Compliments to Jason Stessel over at LiveNirvana for bringing this to everyone’s attention – I’m just relaying the news today, no originality!
Over on YouTube, there’s been a bit of a clear out of one of the largest distributors of Nirvana live footage, similarly a few pieces related to Nirvana’s MTV Live n’ Loud performance have been taken down. It’s still possible to find clips but, compared to just a month or two ago, it’s near impossible to find a full recording of the Live n’ Loud broadcast. A search today on one of the few active links came back with this simple declaration:
It’s hard to tell if this is just a regular stripping out of supposed infringements or a targetted attempt to remove competing sources for what everyone has predicted for a couple years will be the DVD component of a Super Deluxe edition of the In Utero album ready for the anniversary this year.
I think private trading of recordings is a legit exercise for the enthusiasts. Hand-to-hand propagation of music has kept interest alive in Nirvana’s music for years. Its the, often illicitly sated, appetite for unheard material that has plugged the gaps between official releases and allowed the major labels to reap such profits from the reissues, DVDs, boxsets and so forth. Plus, there’s very little damage done by people trading live recordings, demos and all the shreds the major labels are too snobby to release.
If there was a legitimate official source for all this material the fans would buy it. A fair example of the process would be the switchover from the dodgy ethics of Napster to the dodgy, controlling yet official order of iTunes. Once a legal channel of sufficient scale and diversity was available the market moved very rapidly away from what had been an illegal experiment. Most people don’t want to be acting illegally if there is an alternative. That’s why organised crime gains its most extensive profits from what cannot be acquired legally, people want to do good. I’ve no great affection for websites ripping DVDs and films. But then, I’ve never been that visual.
The whole tale of downloadable music and so forth interests me more in terms of the way it reinforces power in the hands of those who created the systems responsible. This roams toward conspiracy theory if taken the wrong way, take it more that I think similar people make similar decisions and that people in particular situations are equally likely to adopt the frame of reference arising from the social scenario, the group, in which they find themselves.
Essentially, teams of engineers created the forms via which music could be reproduced and distributed. Having control of the medium gave them power over what was contained therein whether overt or subconsciously adopted by the bands. A fair example is the way Nirvana’s albums, those released while Kurt Cobain was alive, are built around the idea of a vinyl LP record, even the bonus tracks on Nevermind and In Utero, by their very nature, are a reaction to the new medium of the CD.

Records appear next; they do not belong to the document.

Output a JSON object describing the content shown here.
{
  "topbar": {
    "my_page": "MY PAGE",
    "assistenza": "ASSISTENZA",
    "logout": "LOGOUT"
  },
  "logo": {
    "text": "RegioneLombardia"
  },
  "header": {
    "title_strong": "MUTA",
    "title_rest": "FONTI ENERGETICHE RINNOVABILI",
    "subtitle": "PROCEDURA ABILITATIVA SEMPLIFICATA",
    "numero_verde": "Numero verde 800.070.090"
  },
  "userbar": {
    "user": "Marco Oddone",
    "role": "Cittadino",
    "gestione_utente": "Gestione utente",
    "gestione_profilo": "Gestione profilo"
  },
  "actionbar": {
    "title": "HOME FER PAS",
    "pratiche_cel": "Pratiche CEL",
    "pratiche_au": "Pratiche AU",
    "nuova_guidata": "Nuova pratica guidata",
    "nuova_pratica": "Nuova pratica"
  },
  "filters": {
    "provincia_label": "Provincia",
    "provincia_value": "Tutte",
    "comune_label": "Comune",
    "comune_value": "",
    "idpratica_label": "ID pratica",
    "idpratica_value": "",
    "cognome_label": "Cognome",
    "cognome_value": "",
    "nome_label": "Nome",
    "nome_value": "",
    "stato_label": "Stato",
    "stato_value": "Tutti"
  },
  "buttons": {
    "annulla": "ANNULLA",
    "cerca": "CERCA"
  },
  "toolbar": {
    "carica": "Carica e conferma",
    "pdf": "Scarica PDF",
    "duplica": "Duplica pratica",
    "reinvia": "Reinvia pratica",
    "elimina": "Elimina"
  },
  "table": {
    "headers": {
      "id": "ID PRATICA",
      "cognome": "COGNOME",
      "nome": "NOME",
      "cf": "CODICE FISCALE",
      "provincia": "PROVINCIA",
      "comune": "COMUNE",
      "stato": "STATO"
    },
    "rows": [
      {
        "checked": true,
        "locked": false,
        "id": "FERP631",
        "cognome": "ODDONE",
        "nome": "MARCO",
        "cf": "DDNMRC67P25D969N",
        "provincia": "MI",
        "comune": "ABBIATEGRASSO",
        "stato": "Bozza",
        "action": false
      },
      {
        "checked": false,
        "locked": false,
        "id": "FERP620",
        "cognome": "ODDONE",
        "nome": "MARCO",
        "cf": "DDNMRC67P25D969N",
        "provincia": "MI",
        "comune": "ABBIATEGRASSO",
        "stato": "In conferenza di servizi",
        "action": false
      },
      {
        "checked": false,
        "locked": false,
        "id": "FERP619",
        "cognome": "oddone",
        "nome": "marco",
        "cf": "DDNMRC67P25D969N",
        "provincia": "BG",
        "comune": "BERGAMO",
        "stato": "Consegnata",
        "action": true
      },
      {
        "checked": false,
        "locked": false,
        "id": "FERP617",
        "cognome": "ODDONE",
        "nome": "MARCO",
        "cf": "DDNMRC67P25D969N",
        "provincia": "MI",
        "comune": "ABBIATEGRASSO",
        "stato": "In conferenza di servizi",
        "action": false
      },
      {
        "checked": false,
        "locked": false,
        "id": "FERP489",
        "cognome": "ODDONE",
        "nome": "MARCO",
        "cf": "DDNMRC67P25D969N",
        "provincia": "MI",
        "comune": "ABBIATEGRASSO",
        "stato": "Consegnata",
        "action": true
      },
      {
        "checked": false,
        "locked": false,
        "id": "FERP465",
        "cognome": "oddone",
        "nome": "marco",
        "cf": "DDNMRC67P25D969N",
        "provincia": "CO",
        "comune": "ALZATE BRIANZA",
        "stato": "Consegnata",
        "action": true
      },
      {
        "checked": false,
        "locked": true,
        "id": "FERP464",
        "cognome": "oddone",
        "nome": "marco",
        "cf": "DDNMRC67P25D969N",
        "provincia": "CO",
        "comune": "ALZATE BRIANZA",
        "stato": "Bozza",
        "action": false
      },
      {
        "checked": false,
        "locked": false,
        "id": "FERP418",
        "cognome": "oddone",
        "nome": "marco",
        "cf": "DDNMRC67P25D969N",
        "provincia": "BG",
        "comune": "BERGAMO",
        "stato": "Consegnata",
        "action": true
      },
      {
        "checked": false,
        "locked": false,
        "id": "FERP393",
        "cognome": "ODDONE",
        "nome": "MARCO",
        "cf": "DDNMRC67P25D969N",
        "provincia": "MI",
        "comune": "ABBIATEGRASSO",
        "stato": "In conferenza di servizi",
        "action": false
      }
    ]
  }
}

The problem is, of course, that being able to do something doesn’t mean one should. The engineers discovered they could turn music into data, having done so, creating the MP3 format and others that allowed cheap and massive distribution via the Internet was a logical step. In doing so the people involved successfully extinguished the means of support for hundreds of thousands of musicians. Arguments about how “musicians used to survive performing live” are as spurious as pointing out that the entire financial industry was barely a glimmer until 1980s liberalisation opened the flood gates. Claims that its just a case of adapting are as viable as telling flood victims they just need to see it as an opportunity. As for people salving their consciences by saying it was rich millionaires they were taking from…Untrue. The long tail of bands who were living on the proceeds of their releases had to undergo a radical reduction in their income that sent many back into regular day jobs.
What the engineering graduates had done was define the products of liberal arts graduates as something that wasn’t worth paying for, something that was overpriced and therefore something they could rip. Meanwhile, the devices sold by the engineering graduates are sucking in small fortunes with minimal competition. The new reality is one in which musicians need an alternative source of income (same as authors) unless, by sheer chance, they become the one in a million everyone likes to point to when they claim it’s easy to make money from creativity. A lack of worth placed on the results of creative endeavour has led to a mass market that isn’t willing to pay for it and the tools to assist.
So, to say I have ambiguous feelings about the kinds of innovations, like YouTube, from which I have benefitted is an understatement. I don’t rule out some of the good these things do; but I like to be aware that there are two sides. In other words, I’m cool with Universal and whoever else taking down content that directly and knowingly competes with their official product – because the rule applies to the little people not just the big guys. Musicians now have been robbed of the chance to have a long-term career, one they can live off, in the field to which they are dedicated unless they conform to the mass tastes and fashions. More people than ever can make music, that’s a thrill, but it’s harder than ever for the devoted to live on it.